by dragonchild (Archbishop) on Jun 13, 2001 at 21:18 UTC
    I agree that there are a number of ways by which the definition of individual accessors can be defined. However, I'd like to give a snippet to demonstrate the english-ness of this method.

    my @attribute_names = ('attr1', 'attr2', 'attr3'); foreach my $attribute (@attribute_names) { my $value = $self->get($attribute); print "$attribute => $value\n"; }

    This is as opposed to how it would have to be using get_foo() or set_foo(). That would look something like:

    my @attribute_names = ('attr1', 'attr2', 'attr3'); foreach my $attribute (@attribute_names) { my $function_name = "get_$attribute"; my $value = $self->$function_name; print "$attribute => $value\n"; }

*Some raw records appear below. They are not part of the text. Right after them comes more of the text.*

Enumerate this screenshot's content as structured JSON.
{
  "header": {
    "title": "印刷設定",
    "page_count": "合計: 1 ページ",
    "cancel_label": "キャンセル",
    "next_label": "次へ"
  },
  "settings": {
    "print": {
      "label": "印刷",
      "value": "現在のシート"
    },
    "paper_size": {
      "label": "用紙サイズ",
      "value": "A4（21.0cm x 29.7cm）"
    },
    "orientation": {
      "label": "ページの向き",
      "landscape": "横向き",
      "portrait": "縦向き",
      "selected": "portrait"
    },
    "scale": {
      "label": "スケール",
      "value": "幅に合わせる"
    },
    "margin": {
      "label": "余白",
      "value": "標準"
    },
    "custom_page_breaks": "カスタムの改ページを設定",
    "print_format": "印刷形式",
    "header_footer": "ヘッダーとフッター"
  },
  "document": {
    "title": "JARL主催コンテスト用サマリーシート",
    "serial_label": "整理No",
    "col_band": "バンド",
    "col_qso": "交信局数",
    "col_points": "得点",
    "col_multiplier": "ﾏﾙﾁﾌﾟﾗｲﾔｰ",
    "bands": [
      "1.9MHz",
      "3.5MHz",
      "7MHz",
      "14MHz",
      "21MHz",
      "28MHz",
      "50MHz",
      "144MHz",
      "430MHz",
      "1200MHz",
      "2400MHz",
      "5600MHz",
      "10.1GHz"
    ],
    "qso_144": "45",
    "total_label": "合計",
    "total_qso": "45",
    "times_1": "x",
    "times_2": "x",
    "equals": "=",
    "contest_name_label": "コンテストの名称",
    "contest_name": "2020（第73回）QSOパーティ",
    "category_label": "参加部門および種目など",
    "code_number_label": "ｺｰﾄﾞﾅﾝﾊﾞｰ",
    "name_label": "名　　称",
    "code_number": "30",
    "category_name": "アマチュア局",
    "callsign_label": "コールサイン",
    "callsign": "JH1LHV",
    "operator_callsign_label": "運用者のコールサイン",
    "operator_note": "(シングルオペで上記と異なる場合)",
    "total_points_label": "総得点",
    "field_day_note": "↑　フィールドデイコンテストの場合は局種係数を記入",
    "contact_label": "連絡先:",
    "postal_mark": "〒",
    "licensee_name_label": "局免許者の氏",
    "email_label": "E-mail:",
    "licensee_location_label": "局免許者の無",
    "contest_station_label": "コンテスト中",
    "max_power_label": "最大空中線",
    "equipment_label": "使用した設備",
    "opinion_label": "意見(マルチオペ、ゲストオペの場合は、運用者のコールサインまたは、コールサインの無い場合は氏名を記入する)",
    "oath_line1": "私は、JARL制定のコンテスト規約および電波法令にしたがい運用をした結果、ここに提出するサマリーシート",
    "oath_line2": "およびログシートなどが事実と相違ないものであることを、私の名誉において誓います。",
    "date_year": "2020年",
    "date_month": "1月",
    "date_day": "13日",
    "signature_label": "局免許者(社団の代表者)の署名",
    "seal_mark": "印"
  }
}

    I ask you ... which is clearer? Of course, there's an even clearer way to do that exact same thing:

    my @attr_names = ('attr1', 'attr2', 'attr3'); my @values = $self->get(@attr_names); print "$attr_names[$_] => $values[$_]\n" for (0 .. $#attr_names);

    Personally, I think that Example 3 is the cleanest of all.

    Now, the biggest problem I have with Example 2 (and its cousin, $self->$attribute;) is that you're using a string as a function name. Can you guarantee that this function exists? Maybe, but it's a lot of work, and you restrict your options. For code that will always handle exceptions gracefully, you want to have your function names hard-coded. That way, you will always be executing something.

    A nifty benefit, too, is that you're expanding your options of viable code, as you can see from Example 3.

    The expected behavior of define_attributes() when called on a class with instances out there already is ... well ... not determined yet. Certain implementations of objects mandate that the attributes will get added immediately, and others mandate that it has to be done by hand. I, personally, would say that if you call define_attributes again, that you will add new attributes to all instances, present and future, and that's just the way it has to be.

    A more important problem is what happens when you call define_attributes() on the same attribute. Or, what happens when Foo overrides the allowable types on attrib1 inherited from Bar. These are the decisions that have to be put into the contract, and that's why I'm putting the draft of the contract out there for everyone to read and comment on. :)

    Now, to your objection about needing to add extra conditionals when dealing with set() ... that's a good objection, and one that I hadn't really thought of. Three possible answers immediately come to mind:

    1. Do something like $self->set(foo => $val) unless $foo % PI; ... put the conditional outside the call to set().
    2. Add something to the allowed type, something like MULTIPLE(x) where x is something you've supplied. So, you could have:
      FooClass->define_attributes( foo => { Type => 'MULTIPLE(x)', Default => 0 }, );
      And, no, I'm not quite sure how that would be implemented. But, that's not the point in this discussion. The idea is to figure out what is desired.
    3. Create a set_foo() method that will encapsulate Option 1.
    Do I know which is the best answer? Not yet. If I were to implement something right now, I'd use Option 3. (In fact, I have used Option 3, in a slightly different context.)